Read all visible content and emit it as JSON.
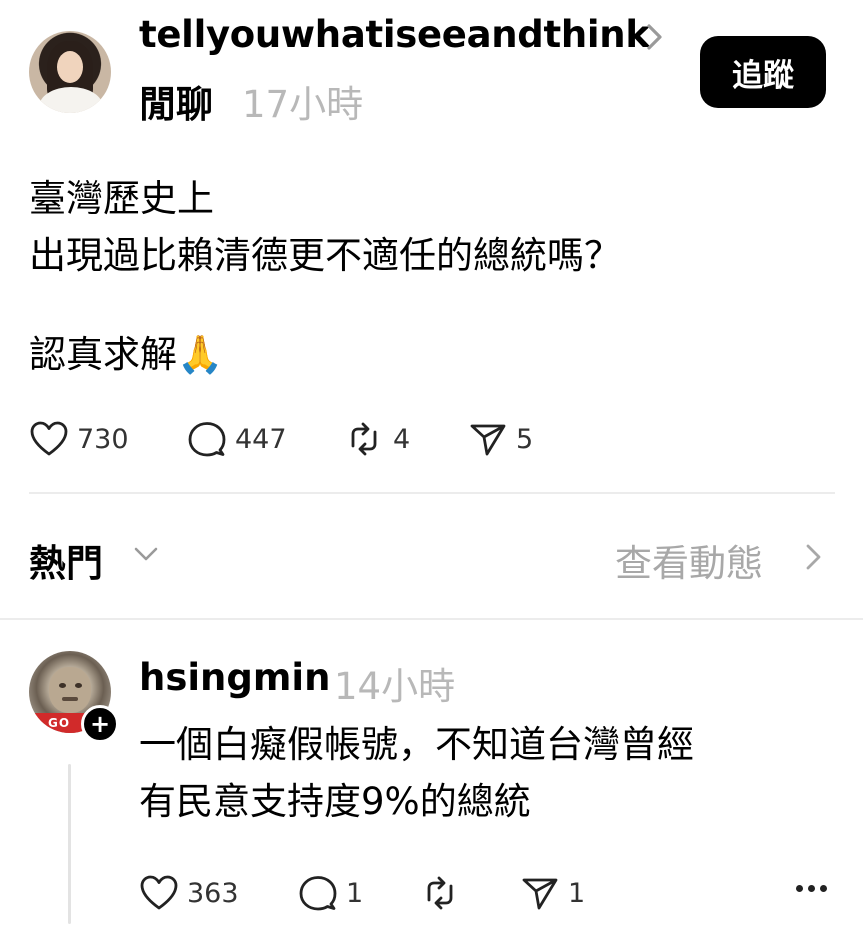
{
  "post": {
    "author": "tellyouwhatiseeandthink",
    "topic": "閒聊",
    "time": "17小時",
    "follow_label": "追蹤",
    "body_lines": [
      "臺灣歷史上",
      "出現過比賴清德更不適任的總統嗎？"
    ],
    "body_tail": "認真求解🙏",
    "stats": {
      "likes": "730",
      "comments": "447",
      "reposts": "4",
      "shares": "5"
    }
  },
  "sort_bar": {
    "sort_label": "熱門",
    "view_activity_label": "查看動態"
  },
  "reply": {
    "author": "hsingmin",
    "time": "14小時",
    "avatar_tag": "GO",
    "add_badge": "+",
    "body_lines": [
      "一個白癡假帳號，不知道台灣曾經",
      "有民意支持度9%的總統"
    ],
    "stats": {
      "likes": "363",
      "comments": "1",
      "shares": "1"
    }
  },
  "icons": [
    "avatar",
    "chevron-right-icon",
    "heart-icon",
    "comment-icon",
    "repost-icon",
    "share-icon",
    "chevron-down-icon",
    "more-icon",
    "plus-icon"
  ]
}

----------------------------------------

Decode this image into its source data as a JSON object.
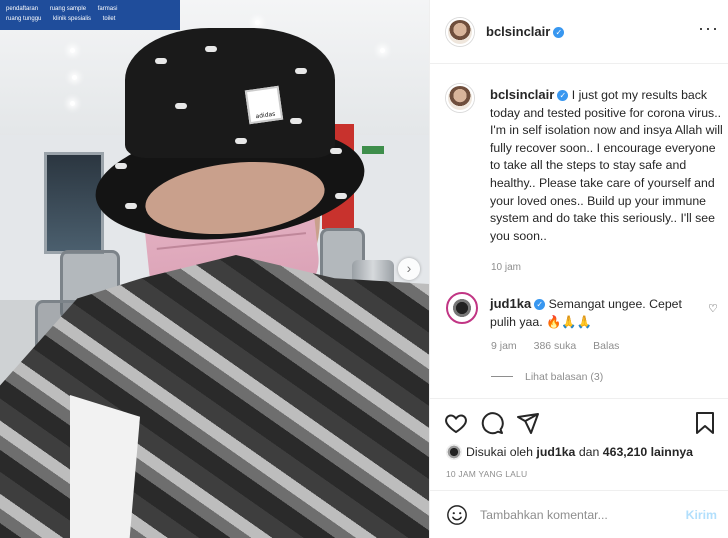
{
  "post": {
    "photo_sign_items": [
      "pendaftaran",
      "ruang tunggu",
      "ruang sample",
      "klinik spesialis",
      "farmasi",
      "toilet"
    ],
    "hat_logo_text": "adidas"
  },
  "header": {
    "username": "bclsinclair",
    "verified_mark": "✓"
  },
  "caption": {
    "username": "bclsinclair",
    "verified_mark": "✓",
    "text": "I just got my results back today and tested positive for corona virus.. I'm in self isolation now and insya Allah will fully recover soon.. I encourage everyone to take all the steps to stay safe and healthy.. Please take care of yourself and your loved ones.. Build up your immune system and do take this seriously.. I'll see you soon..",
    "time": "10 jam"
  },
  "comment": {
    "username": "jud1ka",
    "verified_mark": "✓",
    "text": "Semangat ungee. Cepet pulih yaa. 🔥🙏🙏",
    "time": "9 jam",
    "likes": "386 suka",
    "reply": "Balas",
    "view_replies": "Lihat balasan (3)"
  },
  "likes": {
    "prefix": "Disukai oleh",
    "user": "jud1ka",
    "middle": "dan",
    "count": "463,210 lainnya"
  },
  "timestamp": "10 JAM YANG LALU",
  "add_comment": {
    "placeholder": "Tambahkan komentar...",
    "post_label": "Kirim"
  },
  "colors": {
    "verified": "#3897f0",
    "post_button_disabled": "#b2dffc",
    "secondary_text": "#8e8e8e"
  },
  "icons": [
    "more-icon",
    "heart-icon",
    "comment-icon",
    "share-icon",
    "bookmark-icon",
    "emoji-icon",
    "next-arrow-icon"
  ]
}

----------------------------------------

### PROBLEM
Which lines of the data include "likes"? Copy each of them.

### OUTPUT OF THE EXERCISE
      "likes": "730",
      "likes": "363",
    "likes": "386 suka",
  "likes": {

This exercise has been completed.